Its finally time to talk about cameras! You might think you need some ultra expensive DSLR to get great close ups and it does help but my Cover shot of Sputnik on the cover of Big Book of Buds 3 was taken with a Nikon Coolpix Digicam. How was I able to achieve this with a simple point and shoot camera with a fixed lens? I used a Tripod! This is the one thing so many amateur photographers take for granted. When taking close up shots everything has to be perfectly still and even the steadiest of hands will waver as the shutter opens and closes. So what ever type of camera your using mount it on a tripod. When researching a point and shoot digital camera for use on close ups the only important factor is the minimum focal distance. This will be in the specifications of the camera. The Nikon Coolpix 5400 has the ability to focus as close as 1cm from the lens although 2cm is more common with most point and shoot cameras today.
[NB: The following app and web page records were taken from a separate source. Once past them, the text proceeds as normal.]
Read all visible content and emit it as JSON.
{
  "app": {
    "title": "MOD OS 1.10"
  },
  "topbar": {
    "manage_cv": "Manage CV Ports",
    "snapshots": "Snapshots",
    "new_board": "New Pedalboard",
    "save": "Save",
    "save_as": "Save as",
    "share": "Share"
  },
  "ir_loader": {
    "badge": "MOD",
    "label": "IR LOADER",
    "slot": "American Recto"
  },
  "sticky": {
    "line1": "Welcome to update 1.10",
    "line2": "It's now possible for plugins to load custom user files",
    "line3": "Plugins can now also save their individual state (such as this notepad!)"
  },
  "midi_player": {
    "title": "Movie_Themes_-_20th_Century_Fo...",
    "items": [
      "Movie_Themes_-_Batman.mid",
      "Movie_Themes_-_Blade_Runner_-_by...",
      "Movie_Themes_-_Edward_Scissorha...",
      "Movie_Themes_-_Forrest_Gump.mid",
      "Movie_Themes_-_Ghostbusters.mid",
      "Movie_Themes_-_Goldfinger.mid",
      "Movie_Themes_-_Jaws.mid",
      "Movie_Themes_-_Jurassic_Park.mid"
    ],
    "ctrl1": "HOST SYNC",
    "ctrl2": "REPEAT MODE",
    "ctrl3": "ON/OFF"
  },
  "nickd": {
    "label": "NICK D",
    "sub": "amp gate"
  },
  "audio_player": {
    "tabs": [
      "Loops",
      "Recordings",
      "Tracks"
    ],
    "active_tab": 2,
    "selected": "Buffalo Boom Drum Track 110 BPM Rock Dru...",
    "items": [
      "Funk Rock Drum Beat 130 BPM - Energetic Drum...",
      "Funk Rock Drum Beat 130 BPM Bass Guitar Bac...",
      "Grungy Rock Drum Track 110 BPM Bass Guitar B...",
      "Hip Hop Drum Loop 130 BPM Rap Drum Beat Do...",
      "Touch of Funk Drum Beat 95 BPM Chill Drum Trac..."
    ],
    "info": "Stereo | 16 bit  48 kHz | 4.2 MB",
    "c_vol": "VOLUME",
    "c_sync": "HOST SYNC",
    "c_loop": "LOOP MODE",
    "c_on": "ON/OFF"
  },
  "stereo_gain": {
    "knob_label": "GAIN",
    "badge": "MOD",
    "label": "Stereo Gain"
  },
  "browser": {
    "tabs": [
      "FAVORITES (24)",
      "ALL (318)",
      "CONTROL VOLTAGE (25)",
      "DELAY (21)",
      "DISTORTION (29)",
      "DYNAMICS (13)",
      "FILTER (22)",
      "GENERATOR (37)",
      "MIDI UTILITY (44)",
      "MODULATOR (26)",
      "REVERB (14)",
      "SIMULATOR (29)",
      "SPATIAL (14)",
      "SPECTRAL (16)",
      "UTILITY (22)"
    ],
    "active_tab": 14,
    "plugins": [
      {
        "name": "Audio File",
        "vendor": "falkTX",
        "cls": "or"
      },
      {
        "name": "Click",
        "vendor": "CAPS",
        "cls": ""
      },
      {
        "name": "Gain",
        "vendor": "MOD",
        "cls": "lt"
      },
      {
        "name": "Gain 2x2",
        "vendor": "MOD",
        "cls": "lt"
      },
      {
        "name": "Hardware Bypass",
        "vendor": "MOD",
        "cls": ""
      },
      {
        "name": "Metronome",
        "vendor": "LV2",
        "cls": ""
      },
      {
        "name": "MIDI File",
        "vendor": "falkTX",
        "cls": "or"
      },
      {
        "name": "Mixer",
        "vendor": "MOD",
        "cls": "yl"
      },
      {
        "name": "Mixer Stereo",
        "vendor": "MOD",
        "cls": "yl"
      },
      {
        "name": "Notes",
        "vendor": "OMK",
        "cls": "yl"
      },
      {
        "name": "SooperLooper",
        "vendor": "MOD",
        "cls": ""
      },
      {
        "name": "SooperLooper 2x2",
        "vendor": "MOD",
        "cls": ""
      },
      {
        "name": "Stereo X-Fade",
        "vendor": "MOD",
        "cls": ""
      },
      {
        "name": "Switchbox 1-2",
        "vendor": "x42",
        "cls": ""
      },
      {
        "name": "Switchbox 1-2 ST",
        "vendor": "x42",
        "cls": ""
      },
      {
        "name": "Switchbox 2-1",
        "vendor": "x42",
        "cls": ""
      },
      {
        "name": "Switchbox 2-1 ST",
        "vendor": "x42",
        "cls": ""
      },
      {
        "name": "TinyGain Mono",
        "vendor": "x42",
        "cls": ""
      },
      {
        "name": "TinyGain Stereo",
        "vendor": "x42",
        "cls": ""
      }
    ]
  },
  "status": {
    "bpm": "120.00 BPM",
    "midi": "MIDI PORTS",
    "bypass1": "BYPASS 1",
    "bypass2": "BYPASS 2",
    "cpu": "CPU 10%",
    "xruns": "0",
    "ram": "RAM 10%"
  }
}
If your camera wont get closer than that with a fixed lens your close ups wont be as sharp or as close as you want. The final aspect of close up photography I employ is a lens mount ring flash. This is critical to get really close and still have proper lighting on the subject. While I now shoot with a professional rig and a Sigma Ring flash when I started I simply built my own using this great online tutorial.
Without a lens mount lamp or flash your camera body or even the barrel of the lens itself may block the external light and cause shadows. Using a ring light is the easiest way to prevent this and also provide enough illumination to capture a close up shot in a crisp clean form. Led lights really make trichomes stand out and it’s pretty easy to fashion a home made light using a few of these inexpensive bulbs.
Once I learned a few things and I was able to sell a shot to Big Book 3, I decided to buy a SLR camera and a nice macro lens. I took it out of the box and my first 100 pictures were terrible. It is amazing how many settings a point and shoot camera figures out for you, automatically and when its left up to you some education is required. What I am saying is it is much easier to get good close ups with a point and shoot macro camera than it is with a SLR until you learn a few basic settings. As I said I wont try and teach photography but I wanted you to understand unless your willing to put in the time a Digital camera may be a better choice than a full blown SLR.
Photography is an amazing and addictive hobby and there is always a better lens to buy or a better tripod or something exotic like Macro Rails, but that doesnt mean it cost a lot to get started, I bought my first Nikon on Ebay for under 400$ with a Nikon SL-1 ring lamp included.
Several months later a photograph taken by me with that camera was featured on the Cover of Big Book 3. It went on to take many pictures for many magazines and books!
While I now shoot with a Nikon D-50, D-80, a Sigma 105 MM Macro Lens and a Sigma EF-140 Ring Flash it all started with that simple Digicam. Dare to dream and there are no limits to what you can achieve.